Innovative workforce model and social mission attracting investors, clients and execs
KATHMANDU, Nepal, Sept. 26, 2012 /PRNewswire/ -- CloudFactory, a distributed work platform for business automation, announced an oversubscribed round of $700,000 from social impact investors in the US. After launching last year at TechCrunch Disrupt as "the third-world startup", CloudFactory has grown to more than 50 employees. Its executive team now brings decades of experience from companies like Adobe, Sun Microsystems, Disney, Autonomy, Google, eBay and National Geographic. CloudFactory tripled revenue this quarter after being cashflow positive three out of the previous four quarters. With being located in Nepal and a burn rate one-tenth the size of startups in Silicon Valley, this round functions more like CrowdFlower's $7MM Series B than a typical seed round and will be used to continue growing the company.
CloudFactory is attracting investors, clients and talented execs because of its innovative workforce model and social mission. They are taking job creation to a whole new level by connecting 1 million people to basic computer work over the next 5 years. "We are building a type of distributed workforce that the world has never seen before. Our clients get impressive results because we invest into the lives and communities of our workers which in turn inspires them to do amazing work on each and every task," said Mark Sears, Founder and CEO of CloudFactory. "Our social mission--the core of what we do--actually drives the profit side of the business."
The company's foundation can be traced to the summer of 2008, when Sears found himself on a two-week trip to Nepal that still hasn't ended. In Kathmandu, he made friends with a few locals and began teaching them how to program using the Ruby on Rails software framework. Sears created a successful software outsourcing business with a team of engineers that ultimately built the CloudFactory technology platform. Along the way, four other executives have moved their families from Canada and the US to help scale the business and grow the company's social impact.
Beyond creating employment opportunities, the mission of the company is to develop local workers and leaders who go on to positively transform their communities and nations both economically and socially. The company organizes its workforce into teams of five workers that meet face-to-face every week to review their accuracy, discuss one of the forty CloudFactory principles (integrity, dependability, productivity, ownership, etc.) and serve their community by doing things such as cleaning up public parks or volunteering at local orphanages.
CloudFactory's team model was inspired by the solidarity group approach made famous by Muhammad Yunus. Yunus' Grameen Bank lends money to the poor in small groups and group members encourage one another to pay back their portion, yielding astonishing repayment rates of 98%. Similarly, CloudFactory achieves higher accuracy rates due to social collateral and accountability built into cloud worker teams. "Our workforce grows by multiplying new teams organically via the social graph of existing cloud workers.
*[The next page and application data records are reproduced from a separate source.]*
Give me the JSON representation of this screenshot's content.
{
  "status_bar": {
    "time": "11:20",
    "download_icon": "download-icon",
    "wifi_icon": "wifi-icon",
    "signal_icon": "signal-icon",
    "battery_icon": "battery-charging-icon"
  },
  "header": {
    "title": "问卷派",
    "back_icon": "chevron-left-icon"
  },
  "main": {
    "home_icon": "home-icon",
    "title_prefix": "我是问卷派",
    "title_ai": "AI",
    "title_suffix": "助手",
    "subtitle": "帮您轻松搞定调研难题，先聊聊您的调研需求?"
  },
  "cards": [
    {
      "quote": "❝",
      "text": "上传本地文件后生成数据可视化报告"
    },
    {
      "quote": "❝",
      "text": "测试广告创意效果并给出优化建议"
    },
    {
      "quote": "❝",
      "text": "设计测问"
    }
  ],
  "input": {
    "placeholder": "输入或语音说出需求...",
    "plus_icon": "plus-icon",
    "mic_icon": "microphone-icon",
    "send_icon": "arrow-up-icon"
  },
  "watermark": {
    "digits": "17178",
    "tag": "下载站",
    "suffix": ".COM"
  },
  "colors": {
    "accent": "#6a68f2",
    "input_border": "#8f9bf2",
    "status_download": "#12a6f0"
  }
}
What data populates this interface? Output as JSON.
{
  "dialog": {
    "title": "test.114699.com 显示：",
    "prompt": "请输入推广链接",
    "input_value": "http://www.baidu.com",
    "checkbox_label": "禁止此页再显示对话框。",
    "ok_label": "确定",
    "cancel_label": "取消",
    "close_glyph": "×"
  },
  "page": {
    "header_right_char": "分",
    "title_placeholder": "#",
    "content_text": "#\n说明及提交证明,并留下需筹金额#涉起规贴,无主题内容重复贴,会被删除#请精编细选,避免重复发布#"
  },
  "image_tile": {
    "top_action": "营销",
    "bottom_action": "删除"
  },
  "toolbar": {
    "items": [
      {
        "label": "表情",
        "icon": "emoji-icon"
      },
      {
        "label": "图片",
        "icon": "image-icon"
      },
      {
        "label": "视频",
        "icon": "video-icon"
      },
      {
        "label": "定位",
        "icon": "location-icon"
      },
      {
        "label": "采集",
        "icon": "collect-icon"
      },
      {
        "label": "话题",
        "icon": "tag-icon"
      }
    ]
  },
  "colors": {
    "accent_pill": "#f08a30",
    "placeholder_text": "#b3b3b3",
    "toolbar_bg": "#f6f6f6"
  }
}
In addition to being able to scale quickly, our results have shown that teams with existing relationships amongst the members perform best," explains Evan Kubicek, VP Workforce at CloudFactory.
In addition to CloudFactory's team approach, the company leverages gamification and a mixture of online and offline connecting points to boost individual and team productivity.
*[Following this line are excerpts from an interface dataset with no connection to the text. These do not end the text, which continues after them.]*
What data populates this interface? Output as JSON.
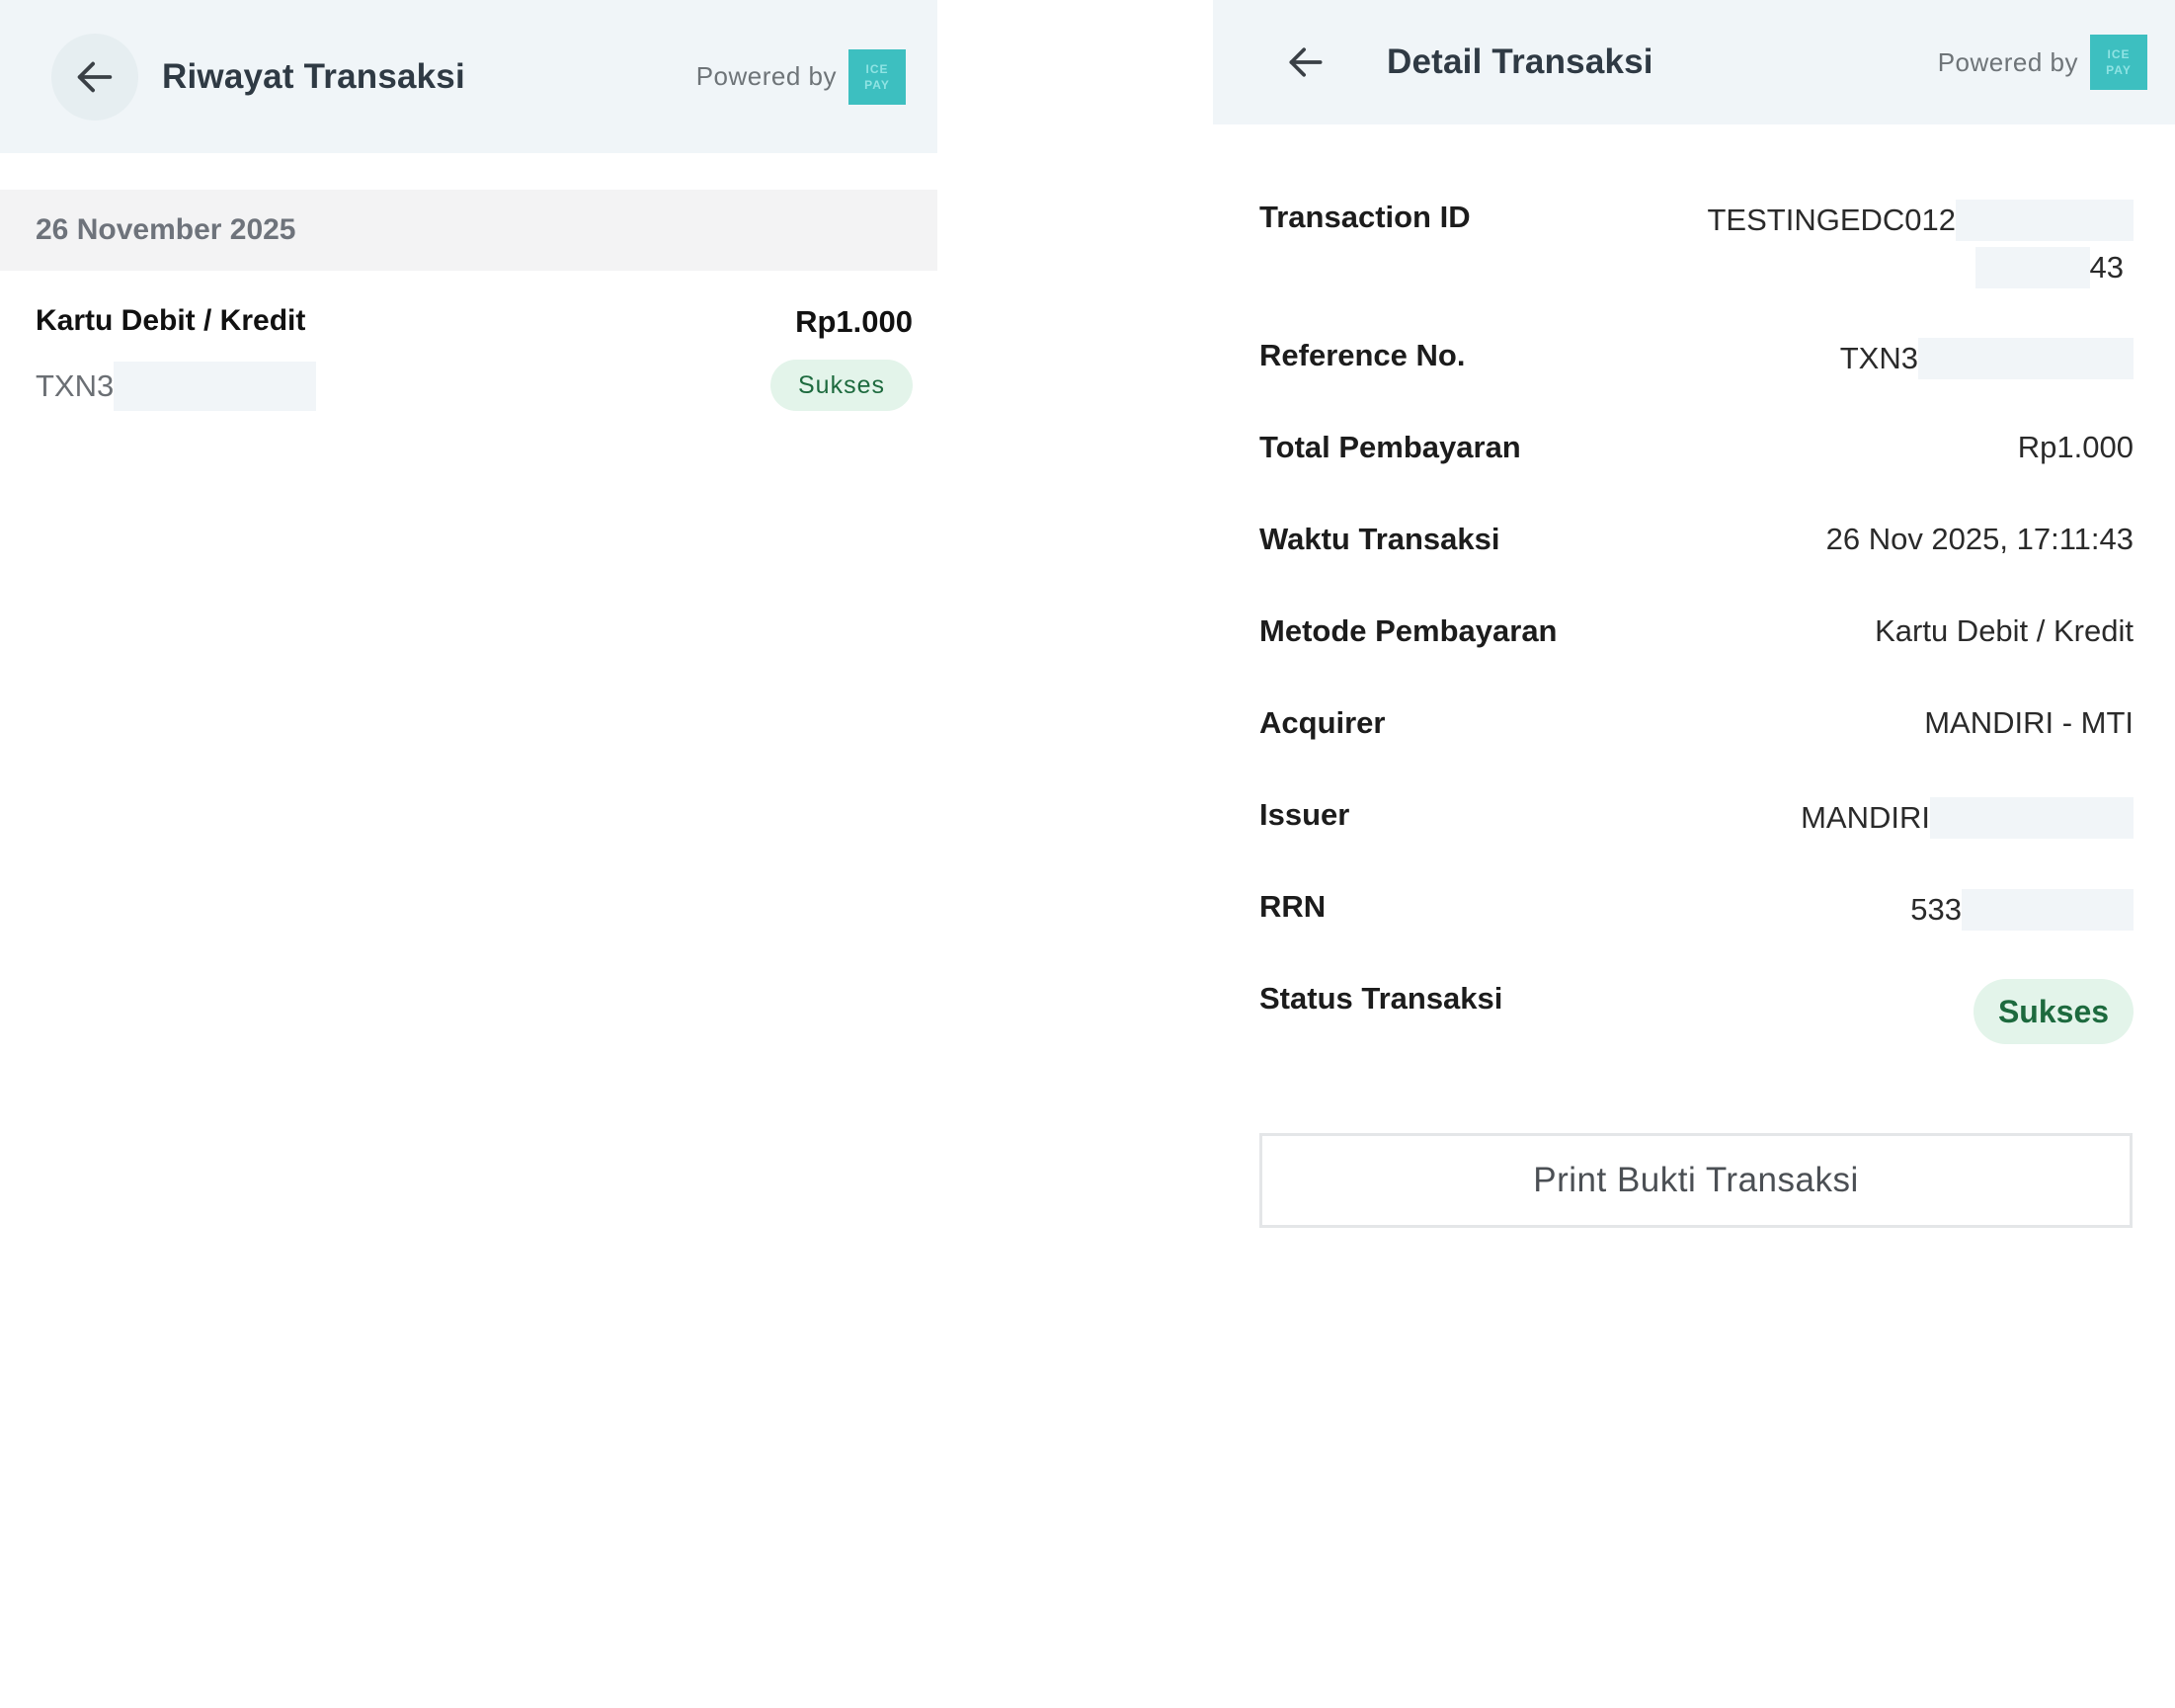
{
  "left_screen": {
    "header": {
      "title": "Riwayat Transaksi",
      "powered_by": "Powered by",
      "logo_text_top": "ICE",
      "logo_text_bottom": "PAY",
      "back_icon": "arrow-left-icon"
    },
    "date_group": "26 November 2025",
    "transaction": {
      "method": "Kartu Debit / Kredit",
      "amount": "Rp1.000",
      "reference": "TXN3",
      "status": "Sukses"
    }
  },
  "right_screen": {
    "header": {
      "title": "Detail Transaksi",
      "powered_by": "Powered by",
      "logo_text_top": "ICE",
      "logo_text_bottom": "PAY",
      "back_icon": "arrow-left-icon"
    },
    "details": {
      "transaction_id": {
        "label": "Transaction ID",
        "value_line1": "TESTINGEDC012",
        "value_line2": "43"
      },
      "reference_no": {
        "label": "Reference No.",
        "value": "TXN3"
      },
      "total": {
        "label": "Total Pembayaran",
        "value": "Rp1.000"
      },
      "time": {
        "label": "Waktu Transaksi",
        "value": "26 Nov 2025, 17:11:43"
      },
      "method": {
        "label": "Metode Pembayaran",
        "value": "Kartu Debit / Kredit"
      },
      "acquirer": {
        "label": "Acquirer",
        "value": "MANDIRI - MTI"
      },
      "issuer": {
        "label": "Issuer",
        "value": "MANDIRI"
      },
      "rrn": {
        "label": "RRN",
        "value": "533"
      },
      "status": {
        "label": "Status Transaksi",
        "value": "Sukses"
      }
    },
    "print_button": "Print Bukti Transaksi"
  },
  "colors": {
    "header_bg": "#f0f5f8",
    "success_bg": "#e3f4ea",
    "success_text": "#1d6a3e",
    "logo_bg": "#3dbfc0",
    "mask": "#f1f5f8"
  }
}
CloudFactory is currently processing at the rate of a half million tasks per month. With the proceeds from this investment round, CloudFactory plans to continue developing its technology platform while multiplying its workforce model to more than a dozen countries. All of this is to move the company further towards its goal of having 1 million cloud workers around the world helping to automate business processes.
CloudFactory is a distributed work platform for companies to automate business processes involving large volumes of data entry, collection or processing. The work is broken down into microtasks that are completed along "virtual assembly lines" by CloudFactory's global, on-demand workforce. As a social enterprise, CloudFactory exists to connect 1 million people in developing countries to basic computer work while raising them up as leaders to address poverty in their own communities.
Tom Puskarich, VP Sales & Marketing